This fall one of my favorite organizations, Foodbuzz, is putting on a contest called Project Food Blog. Over the next 12 weeks a group of 2000 bloggers will be whittled down to one lucky winner based on different food blogging challenges. The first challenge:  to create a post that defines me as a food blogger and shows why I have what it takes to be the next food blog star. The post should come from the heart and be true to me and my blog.

Every single post I write comes from the heart. I am passionate about food, and about sharing food, and about creating new recipes. I’m also passionate about being healthy. For me, being healthy does not mean eating salads and tofu all day and running every morning. To me, being healthy means practicing moderation in all things. So when I am craving a cookie I have it, but if I have been eating cookies every day, I know when it’s time to take a break. I may use a lot of butter in my cooking, but you better believe that that butter is (usually) used for roasting veggies and making stir-frys. Intuitive eating is all about moderation.

Check out: Some Of My Favorite Stir Frys (each word is linked to a different recipe)

Roasted Veggies for Organic Bi Bim Bap

I haven’t always been good at moderation – it’s been a long journey. Now you won’t find fake stuff on my blog – I don’t do Splenda (anymore) and I am certainly not a fat-free yogurt kind of girl. I eat real food, and I share my real food adventures. I eat intuitively but I’m honest when that is hard for me. The most important person in my life taught me a lot about moderation and intuitive eating.

Marriage and Food Intuition

So why do I have what it takes? I think first I have to answer the question, “who am I?”

I am a food blogger. I am also a wife, a daughter, a sister, a mother to 2 fat cats (aptly named Couscous and Kabocha), a social media strategist, a marketer, a web developer, a singer, a yogi, a writer, a linguist, and a person. And other things.

My blog is a food blog, but it is so much more than that to me. I have always loved food. I will always love food. I love healthy food, but I also love things like butter and whipped cream. A day does not go by that I don’t enjoy dessert in some form or another. My blog records things that make me happy and things that I enjoy. My blog is about trying anything – which means eating everything from chunky natural peanut butter, to firm squeezed tofu, to rich and satisfying steak and bacon, to crispy fall apples, to fluffy pancakes, to fresh summer salads, and even some fast food (occasionally); and it means walking a lot, because that’s what our bodies were made to do; and it means working passionately; and it means living and loving passionately.

My Apple Picking Adventure

My blog is about practicing moderation in all things, whether that is moderation in chocolate, moderation in broccoli, moderation in exercise, or maybe just moderation in being moderate. Moderate eating = intuitive eating.

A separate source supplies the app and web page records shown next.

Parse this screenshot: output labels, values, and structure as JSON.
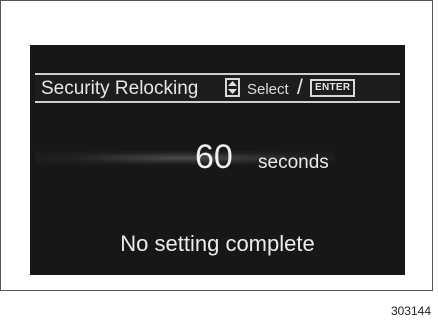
{
  "display": {
    "title": "Security Relocking",
    "select_label": "Select",
    "separator": "/",
    "enter_label": "ENTER",
    "value": "60",
    "unit": "seconds",
    "status": "No setting complete"
  },
  "figure_id": "303144",
  "icons": {
    "select_icon": "up-down-arrow-icon"
  },
  "colors": {
    "screen_background": "#171717",
    "text": "#e6e6e6"
  }
}
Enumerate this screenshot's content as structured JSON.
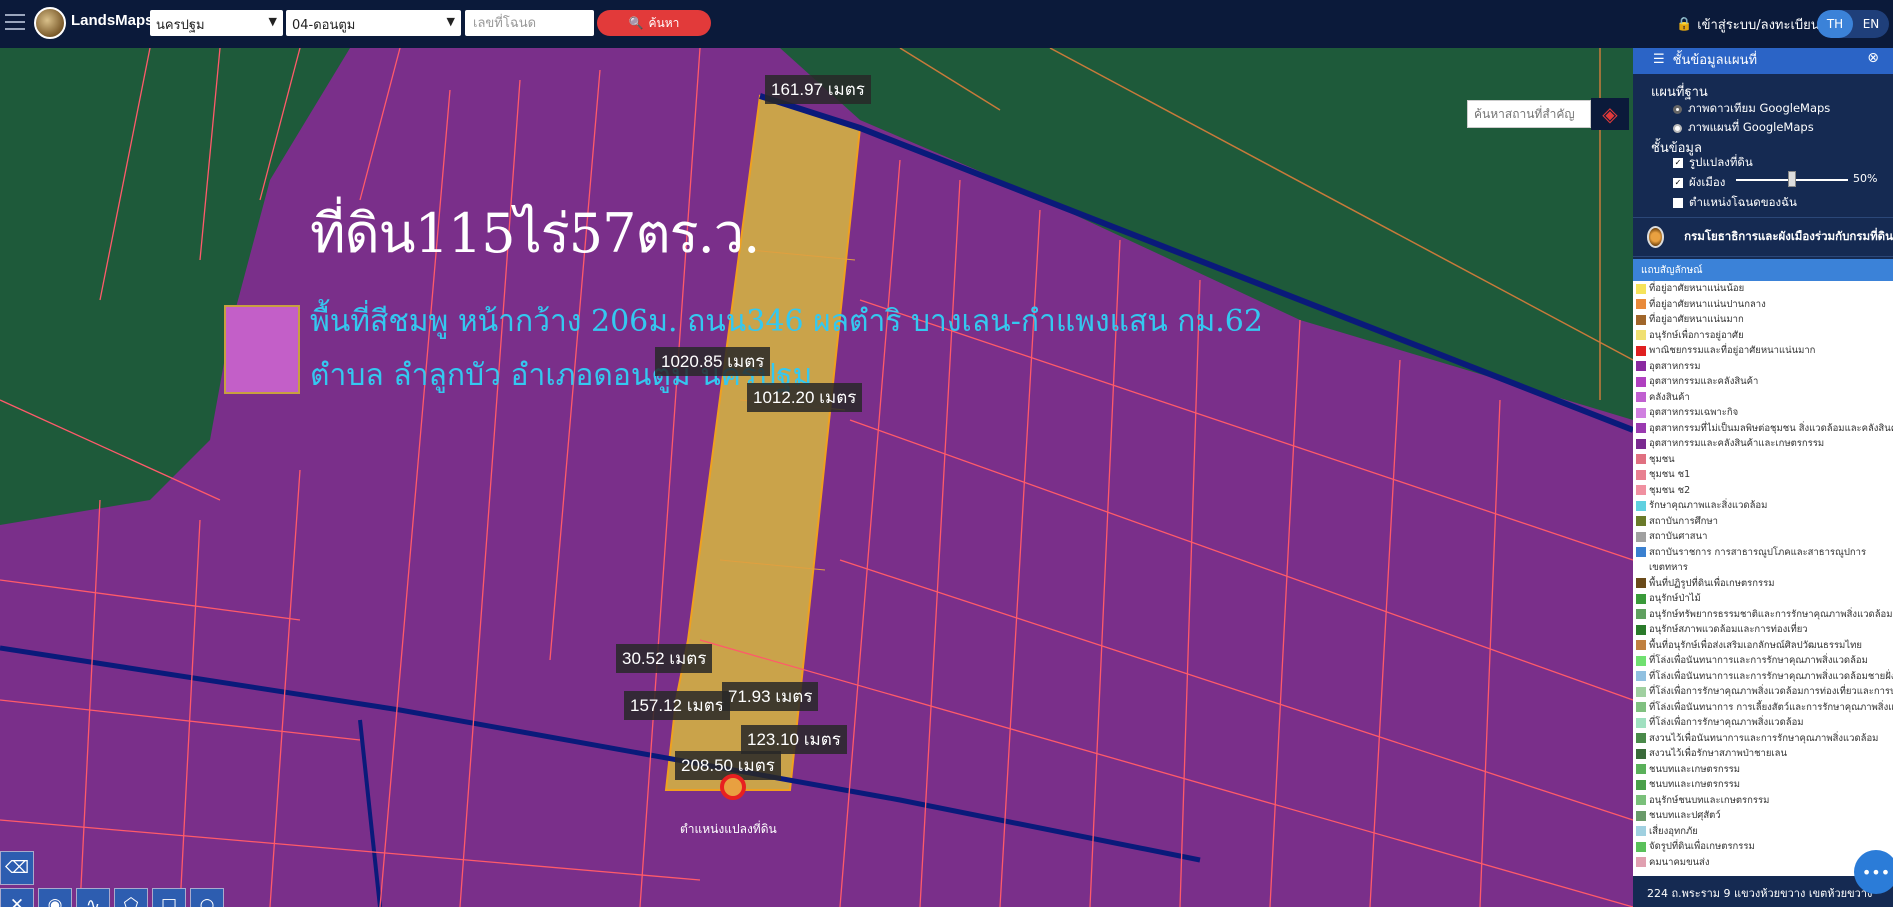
{
  "header": {
    "brand": "LandsMaps",
    "province": "นครปฐม",
    "district": "04-ดอนตูม",
    "deed_placeholder": "เลขที่โฉนด",
    "search_label": "ค้นหา",
    "login_label": "เข้าสู่ระบบ/ลงทะเบียน",
    "lang_th": "TH",
    "lang_en": "EN"
  },
  "map": {
    "place_search_placeholder": "ค้นหาสถานที่สำคัญ",
    "title": "ที่ดิน115ไร่57ตร.ว.",
    "subtitle_line1": "พื้นที่สีชมพู หน้ากว้าง 206ม. ถนน346 ผลตำริ บางเลน-กำแพงแสน กม.62",
    "subtitle_line2": "ตำบล ลำลูกบัว อำเภอดอนตูม นครปฐม",
    "point_label": "ตำแหน่งแปลงที่ดิน",
    "measurements": {
      "top": "161.97 เมตร",
      "left_long": "1020.85 เมตร",
      "right_long": "1012.20 เมตร",
      "m1": "30.52 เมตร",
      "m2": "157.12 เมตร",
      "m3": "71.93 เมตร",
      "m4": "123.10 เมตร",
      "m5": "208.50 เมตร"
    }
  },
  "panel": {
    "title": "ชั้นข้อมูลแผนที่",
    "basemap_heading": "แผนที่ฐาน",
    "basemaps": [
      "ภาพดาวเทียม GoogleMaps",
      "ภาพแผนที่ GoogleMaps"
    ],
    "layers_heading": "ชั้นข้อมูล",
    "layers": [
      "รูปแปลงที่ดิน",
      "ผังเมือง",
      "ตำแหน่งโฉนดของฉัน"
    ],
    "opacity": "50%",
    "agency": "กรมโยธาธิการและผังเมืองร่วมกับกรมที่ดิน",
    "legend_heading": "แถบสัญลักษณ์",
    "legend": [
      {
        "label": "ที่อยู่อาศัยหนาแน่นน้อย",
        "color": "#f5e35a"
      },
      {
        "label": "ที่อยู่อาศัยหนาแน่นปานกลาง",
        "color": "#e88a3a"
      },
      {
        "label": "ที่อยู่อาศัยหนาแน่นมาก",
        "color": "#a0662a"
      },
      {
        "label": "อนุรักษ์เพื่อการอยู่อาศัย",
        "color": "#f0e070"
      },
      {
        "label": "พาณิชยกรรมและที่อยู่อาศัยหนาแน่นมาก",
        "color": "#e02020"
      },
      {
        "label": "อุตสาหกรรม",
        "color": "#8a2aa0"
      },
      {
        "label": "อุตสาหกรรมและคลังสินค้า",
        "color": "#b040c0"
      },
      {
        "label": "คลังสินค้า",
        "color": "#c060d0"
      },
      {
        "label": "อุตสาหกรรมเฉพาะกิจ",
        "color": "#d080e0"
      },
      {
        "label": "อุตสาหกรรมที่ไม่เป็นมลพิษต่อชุมชน สิ่งแวดล้อมและคลังสินค้า",
        "color": "#9a3ab0"
      },
      {
        "label": "อุตสาหกรรมและคลังสินค้าและเกษตรกรรม",
        "color": "#7a2a90"
      },
      {
        "label": "ชุมชน",
        "color": "#e07080"
      },
      {
        "label": "ชุมชน ช1",
        "color": "#e88090"
      },
      {
        "label": "ชุมชน ช2",
        "color": "#f090a0"
      },
      {
        "label": "รักษาคุณภาพและสิ่งแวดล้อม",
        "color": "#60d0e0"
      },
      {
        "label": "สถาบันการศึกษา",
        "color": "#6a7a2a"
      },
      {
        "label": "สถาบันศาสนา",
        "color": "#a0a0a0"
      },
      {
        "label": "สถาบันราชการ การสาธารณูปโภคและสาธารณูปการ",
        "color": "#3a80d0"
      },
      {
        "label": "เขตทหาร",
        "color": "#ffffff"
      },
      {
        "label": "พื้นที่ปฏิรูปที่ดินเพื่อเกษตรกรรม",
        "color": "#6a4a1a"
      },
      {
        "label": "อนุรักษ์ป่าไม้",
        "color": "#3a9a3a"
      },
      {
        "label": "อนุรักษ์ทรัพยากรธรรมชาติและการรักษาคุณภาพสิ่งแวดล้อม",
        "color": "#60a060"
      },
      {
        "label": "อนุรักษ์สภาพแวดล้อมและการท่องเที่ยว",
        "color": "#2a7a2a"
      },
      {
        "label": "พื้นที่อนุรักษ์เพื่อส่งเสริมเอกลักษณ์ศิลปวัฒนธรรมไทย",
        "color": "#c08040"
      },
      {
        "label": "ที่โล่งเพื่อนันทนาการและการรักษาคุณภาพสิ่งแวดล้อม",
        "color": "#70e070"
      },
      {
        "label": "ที่โล่งเพื่อนันทนาการและการรักษาคุณภาพสิ่งแวดล้อมชายฝั่งทะเล",
        "color": "#90c0e0"
      },
      {
        "label": "ที่โล่งเพื่อการรักษาคุณภาพสิ่งแวดล้อมการท่องเที่ยวและการประมง",
        "color": "#a0d0a0"
      },
      {
        "label": "ที่โล่งเพื่อนันทนาการ การเลี้ยงสัตว์และการรักษาคุณภาพสิ่งแวดล้อม",
        "color": "#80c080"
      },
      {
        "label": "ที่โล่งเพื่อการรักษาคุณภาพสิ่งแวดล้อม",
        "color": "#a0e0c0"
      },
      {
        "label": "สงวนไว้เพื่อนันทนาการและการรักษาคุณภาพสิ่งแวดล้อม",
        "color": "#4a8a4a"
      },
      {
        "label": "สงวนไว้เพื่อรักษาสภาพป่าชายเลน",
        "color": "#3a6a3a"
      },
      {
        "label": "ชนบทและเกษตรกรรม",
        "color": "#5ab05a"
      },
      {
        "label": "ชนบทและเกษตรกรรม",
        "color": "#4aa04a"
      },
      {
        "label": "อนุรักษ์ชนบทและเกษตรกรรม",
        "color": "#7ac07a"
      },
      {
        "label": "ชนบทและปศุสัตว์",
        "color": "#6a9a6a"
      },
      {
        "label": "เสี่ยงอุทกภัย",
        "color": "#a0d0e0"
      },
      {
        "label": "จัดรูปที่ดินเพื่อเกษตรกรรม",
        "color": "#5ac05a"
      },
      {
        "label": "คมนาคมขนส่ง",
        "color": "#e0a0b0"
      }
    ],
    "footer_address": "224 ถ.พระราม 9 แขวงห้วยขวาง เขตห้วยขวาง"
  }
}
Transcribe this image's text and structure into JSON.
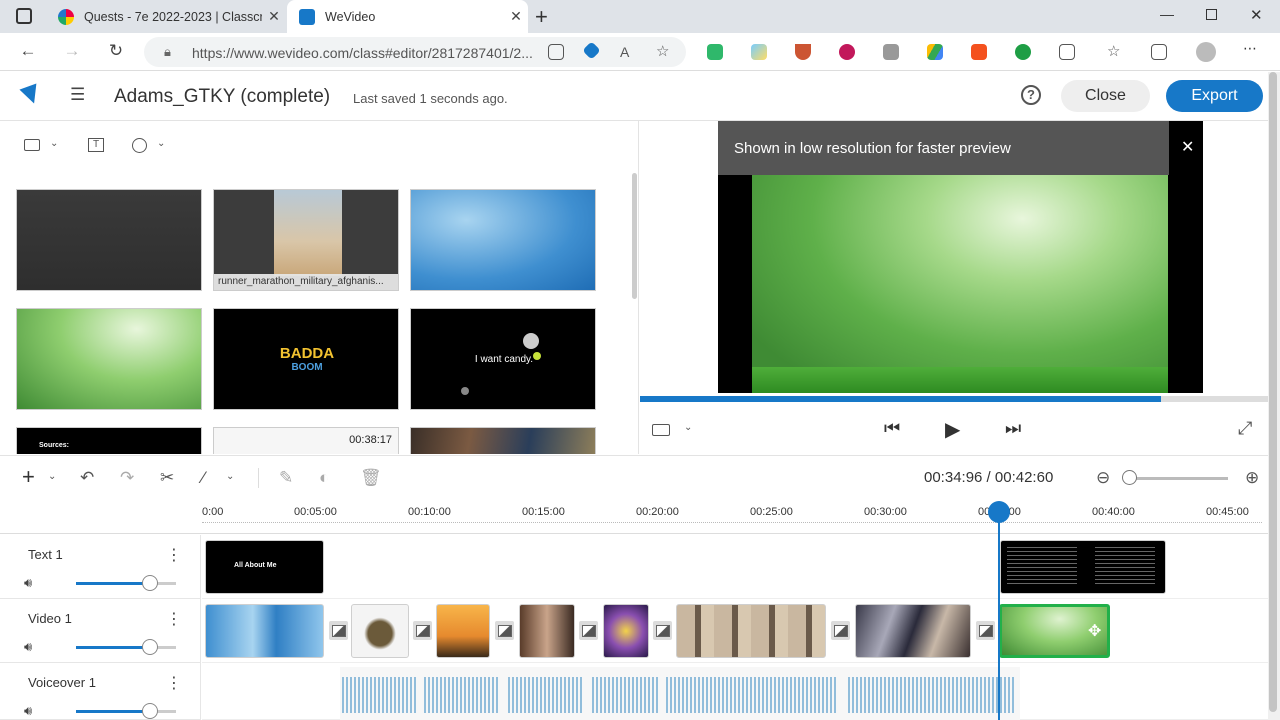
{
  "browser": {
    "tabs": [
      {
        "title": "Quests - 7e 2022-2023 | Classcra",
        "active": false
      },
      {
        "title": "WeVideo",
        "active": true
      }
    ],
    "url": "https://www.wevideo.com/class#editor/2817287401/2...",
    "new_tab": "+"
  },
  "app": {
    "project_title": "Adams_GTKY (complete)",
    "saved_status": "Last saved 1 seconds ago.",
    "help_label": "?",
    "close_label": "Close",
    "export_label": "Export",
    "accent": "#1778c8"
  },
  "media": {
    "items": [
      {
        "caption": "",
        "duration": ""
      },
      {
        "caption": "runner_marathon_military_afghanis...",
        "duration": ""
      },
      {
        "caption": "",
        "duration": ""
      },
      {
        "caption": "",
        "duration": ""
      },
      {
        "caption": "BADDA",
        "caption2": "BOOM"
      },
      {
        "caption": "I want candy."
      },
      {
        "caption": "Sources:"
      },
      {
        "caption": "",
        "duration": "00:38:17"
      },
      {
        "caption": ""
      }
    ]
  },
  "preview": {
    "banner": "Shown in low resolution for faster preview",
    "progress": 0.83
  },
  "timeline": {
    "timecode": "00:34:96 / 00:42:60",
    "ruler": [
      "0:00",
      "00:05:00",
      "00:10:00",
      "00:15:00",
      "00:20:00",
      "00:25:00",
      "00:30:00",
      "00:35:00",
      "00:40:00",
      "00:45:00"
    ],
    "tracks": [
      {
        "name": "Text 1",
        "volume": 0.74
      },
      {
        "name": "Video 1",
        "volume": 0.74
      },
      {
        "name": "Voiceover 1",
        "volume": 0.74
      }
    ],
    "text_clip_label": "All About Me"
  }
}
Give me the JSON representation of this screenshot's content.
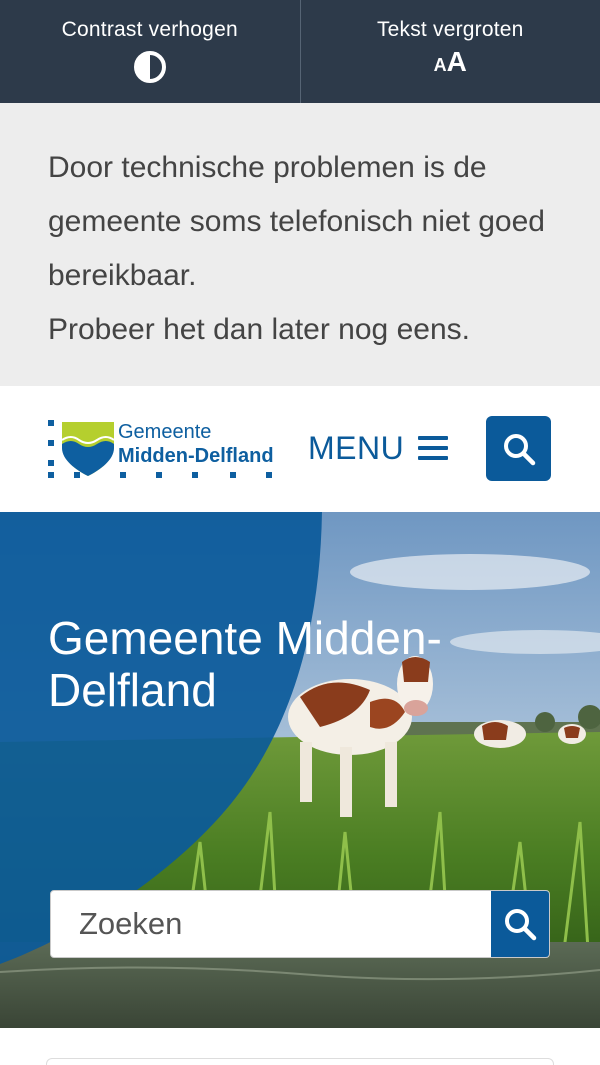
{
  "accessibility_bar": {
    "contrast_label": "Contrast verhogen",
    "contrast_icon": "contrast-icon",
    "text_size_label": "Tekst vergroten",
    "text_size_icon_small": "A",
    "text_size_icon_big": "A"
  },
  "notice": {
    "line1": "Door technische problemen is de gemeente soms telefonisch niet goed bereikbaar.",
    "line2": "Probeer het dan later nog eens."
  },
  "header": {
    "logo_line1": "Gemeente",
    "logo_line2": "Midden-Delfland",
    "menu_label": "MENU",
    "search_icon": "search-icon"
  },
  "hero": {
    "title": "Gemeente Midden-Delfland",
    "search_placeholder": "Zoeken"
  },
  "colors": {
    "a11y_bar_bg": "#2d3a4a",
    "notice_bg": "#ededed",
    "brand_blue": "#0b5a9a",
    "logo_green": "#b5cf2e"
  }
}
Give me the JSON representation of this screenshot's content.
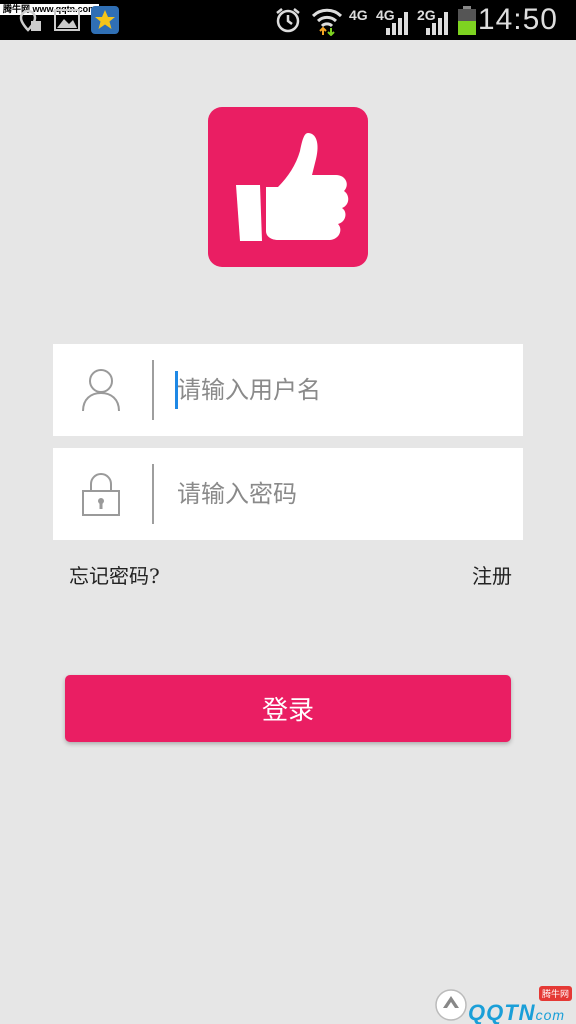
{
  "status_bar": {
    "watermark": "腾牛网 www.qqtn.com",
    "network_1": "4G",
    "network_2": "4G",
    "network_3": "2G",
    "time": "14:50"
  },
  "login_form": {
    "username_placeholder": "请输入用户名",
    "password_placeholder": "请输入密码"
  },
  "links": {
    "forgot_password": "忘记密码?",
    "register": "注册"
  },
  "login_button": "登录",
  "watermark_bottom": {
    "brand": "QQTN",
    "suffix": "com",
    "tag": "腾牛网"
  },
  "colors": {
    "accent": "#ea1e63",
    "background": "#e6e6e6",
    "caret": "#1e88e5"
  },
  "icons": [
    "location-icon",
    "image-icon",
    "star-app-icon",
    "alarm-icon",
    "wifi-icon",
    "signal-icon",
    "battery-icon",
    "thumbs-up-icon",
    "user-icon",
    "lock-icon"
  ]
}
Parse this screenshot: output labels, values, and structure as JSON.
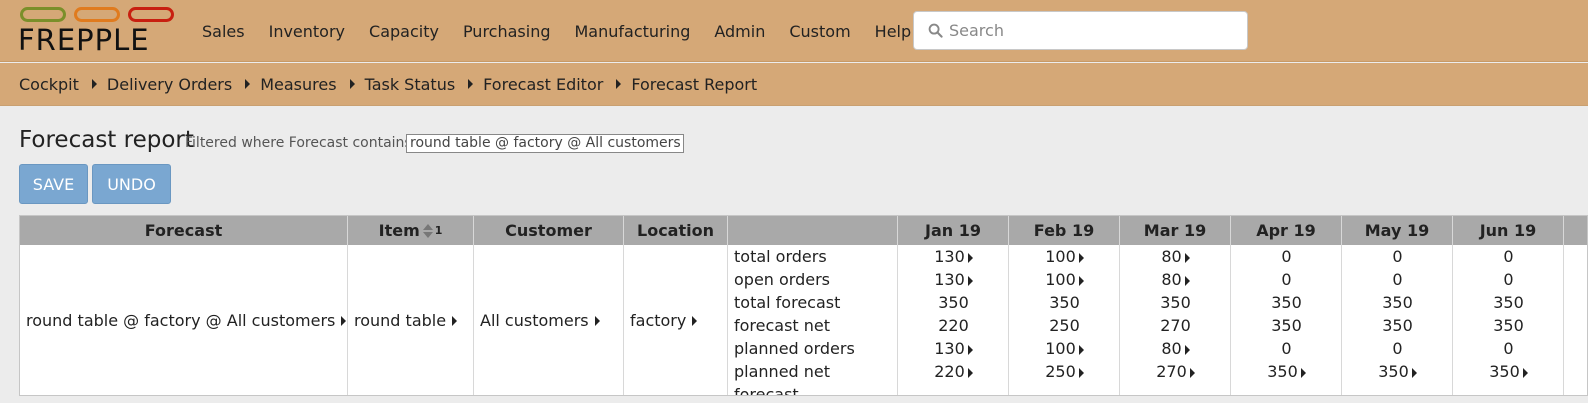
{
  "brand": {
    "logo_text": "FREPPLE"
  },
  "menu": [
    {
      "label": "Sales"
    },
    {
      "label": "Inventory"
    },
    {
      "label": "Capacity"
    },
    {
      "label": "Purchasing"
    },
    {
      "label": "Manufacturing"
    },
    {
      "label": "Admin"
    },
    {
      "label": "Custom"
    },
    {
      "label": "Help"
    }
  ],
  "search": {
    "placeholder": "Search",
    "icon": "search-icon"
  },
  "breadcrumbs": [
    {
      "label": "Cockpit"
    },
    {
      "label": "Delivery Orders"
    },
    {
      "label": "Measures"
    },
    {
      "label": "Task Status"
    },
    {
      "label": "Forecast Editor"
    },
    {
      "label": "Forecast Report"
    }
  ],
  "page": {
    "title": "Forecast report",
    "filter_prefix": "Filtered where Forecast contains",
    "filter_value": "round table @ factory @ All customers"
  },
  "buttons": {
    "save": "SAVE",
    "undo": "UNDO"
  },
  "grid": {
    "headers": {
      "forecast": "Forecast",
      "item": "Item",
      "item_sort_index": "1",
      "customer": "Customer",
      "location": "Location",
      "measure": ""
    },
    "periods": [
      "Jan 19",
      "Feb 19",
      "Mar 19",
      "Apr 19",
      "May 19",
      "Jun 19"
    ],
    "row": {
      "forecast": "round table @ factory @ All customers",
      "item": "round table",
      "customer": "All customers",
      "location": "factory"
    },
    "measures": [
      {
        "label": "total orders",
        "values": [
          "130",
          "100",
          "80",
          "0",
          "0",
          "0"
        ],
        "links": [
          true,
          true,
          true,
          false,
          false,
          false
        ]
      },
      {
        "label": "open orders",
        "values": [
          "130",
          "100",
          "80",
          "0",
          "0",
          "0"
        ],
        "links": [
          true,
          true,
          true,
          false,
          false,
          false
        ]
      },
      {
        "label": "total forecast",
        "values": [
          "350",
          "350",
          "350",
          "350",
          "350",
          "350"
        ],
        "links": [
          false,
          false,
          false,
          false,
          false,
          false
        ]
      },
      {
        "label": "forecast net",
        "values": [
          "220",
          "250",
          "270",
          "350",
          "350",
          "350"
        ],
        "links": [
          false,
          false,
          false,
          false,
          false,
          false
        ]
      },
      {
        "label": "planned orders",
        "values": [
          "130",
          "100",
          "80",
          "0",
          "0",
          "0"
        ],
        "links": [
          true,
          true,
          true,
          false,
          false,
          false
        ]
      },
      {
        "label": "planned net forecast",
        "values": [
          "220",
          "250",
          "270",
          "350",
          "350",
          "350"
        ],
        "links": [
          true,
          true,
          true,
          true,
          true,
          true
        ]
      }
    ]
  },
  "colors": {
    "header_bg": "#d5a877",
    "button": "#7aa7d1",
    "grid_header": "#a9a9a9"
  }
}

I blog out of passion, not to be successful (though that would be nice someday!). I love food and sharing food. I’m just me and I am happy if just one person finds a recipe of mine that they like, or if I inspire someone. Blogging is exciting for me. I work hard on the blog and I enjoy it. I hope you do too! Over time my blog has evolved (as have I), and I have learned so much – all of which I try to share with you, dear readers! Every time a comment pops into my inbox I smile; when I hear that you tried my recipe and liked it I get warm and fuzzy inside.

My blog is raw and honest at times, just like me. It’s about my life and my life through food, and life is not always perfect.

Nothing is perfect, nor should it be.

Tomorrow I will share a healthy recipe for coconut breakfast cookies in typical Monday fashion. Have a lovely Sunday. (I will remind you how to vote for me tomorrow too!)